Reproduce every entry exactly as written.

▸ **Material for this exercise**

——————

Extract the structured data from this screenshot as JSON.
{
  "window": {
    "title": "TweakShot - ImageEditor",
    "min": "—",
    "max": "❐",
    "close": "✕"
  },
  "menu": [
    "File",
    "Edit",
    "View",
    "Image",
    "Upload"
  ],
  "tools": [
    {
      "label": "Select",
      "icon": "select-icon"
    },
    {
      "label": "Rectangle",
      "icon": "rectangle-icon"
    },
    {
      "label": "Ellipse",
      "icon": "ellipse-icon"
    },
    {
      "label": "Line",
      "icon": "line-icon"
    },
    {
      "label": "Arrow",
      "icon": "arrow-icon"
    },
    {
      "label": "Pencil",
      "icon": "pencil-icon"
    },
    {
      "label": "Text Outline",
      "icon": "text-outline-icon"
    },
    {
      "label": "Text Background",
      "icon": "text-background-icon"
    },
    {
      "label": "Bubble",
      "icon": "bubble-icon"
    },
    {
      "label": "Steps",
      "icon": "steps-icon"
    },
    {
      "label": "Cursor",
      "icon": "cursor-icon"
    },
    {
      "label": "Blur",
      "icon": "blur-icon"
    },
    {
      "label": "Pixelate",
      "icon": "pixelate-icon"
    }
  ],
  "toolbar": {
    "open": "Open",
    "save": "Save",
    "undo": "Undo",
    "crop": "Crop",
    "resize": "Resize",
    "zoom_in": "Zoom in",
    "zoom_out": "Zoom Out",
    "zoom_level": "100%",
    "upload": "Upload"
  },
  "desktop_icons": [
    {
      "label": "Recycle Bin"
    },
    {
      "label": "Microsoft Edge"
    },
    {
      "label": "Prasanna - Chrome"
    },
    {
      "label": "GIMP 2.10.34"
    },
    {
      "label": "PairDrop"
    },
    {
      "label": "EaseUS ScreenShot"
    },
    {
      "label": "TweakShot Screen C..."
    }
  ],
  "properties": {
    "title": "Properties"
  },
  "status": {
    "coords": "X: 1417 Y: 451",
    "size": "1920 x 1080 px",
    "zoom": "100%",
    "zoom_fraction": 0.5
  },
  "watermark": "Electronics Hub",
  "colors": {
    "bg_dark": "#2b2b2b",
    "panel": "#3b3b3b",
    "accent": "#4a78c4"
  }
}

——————

▸ **Expected answer**
Extract the structured data from this screenshot as JSON.
{
  "window": {
    "title": "TweakShot - ImageEditor",
    "min": "—",
    "max": "❐",
    "close": "✕"
  },
  "menu": [
    "File",
    "Edit",
    "View",
    "Image",
    "Upload"
  ],
  "tools": [
    {
      "label": "Select",
      "icon": "select-icon"
    },
    {
      "label": "Rectangle",
      "icon": "rectangle-icon"
    },
    {
      "label": "Ellipse",
      "icon": "ellipse-icon"
    },
    {
      "label": "Line",
      "icon": "line-icon"
    },
    {
      "label": "Arrow",
      "icon": "arrow-icon"
    },
    {
      "label": "Pencil",
      "icon": "pencil-icon"
    },
    {
      "label": "Text Outline",
      "icon": "text-outline-icon"
    },
    {
      "label": "Text Background",
      "icon": "text-background-icon"
    },
    {
      "label": "Bubble",
      "icon": "bubble-icon"
    },
    {
      "label": "Steps",
      "icon": "steps-icon"
    },
    {
      "label": "Cursor",
      "icon": "cursor-icon"
    },
    {
      "label": "Blur",
      "icon": "blur-icon"
    },
    {
      "label": "Pixelate",
      "icon": "pixelate-icon"
    }
  ],
  "toolbar": {
    "open": "Open",
    "save": "Save",
    "undo": "Undo",
    "crop": "Crop",
    "resize": "Resize",
    "zoom_in": "Zoom in",
    "zoom_out": "Zoom Out",
    "zoom_level": "100%",
    "upload": "Upload"
  },
  "desktop_icons": [
    {
      "label": "Recycle Bin"
    },
    {
      "label": "Microsoft Edge"
    },
    {
      "label": "Prasanna - Chrome"
    },
    {
      "label": "GIMP 2.10.34"
    },
    {
      "label": "PairDrop"
    },
    {
      "label": "EaseUS ScreenShot"
    },
    {
      "label": "TweakShot Screen C..."
    }
  ],
  "properties": {
    "title": "Properties"
  },
  "status": {
    "coords": "X: 1417 Y: 451",
    "size": "1920 x 1080 px",
    "zoom": "100%",
    "zoom_fraction": 0.5
  },
  "watermark": "Electronics Hub",
  "colors": {
    "bg_dark": "#2b2b2b",
    "panel": "#3b3b3b",
    "accent": "#4a78c4"
  }
}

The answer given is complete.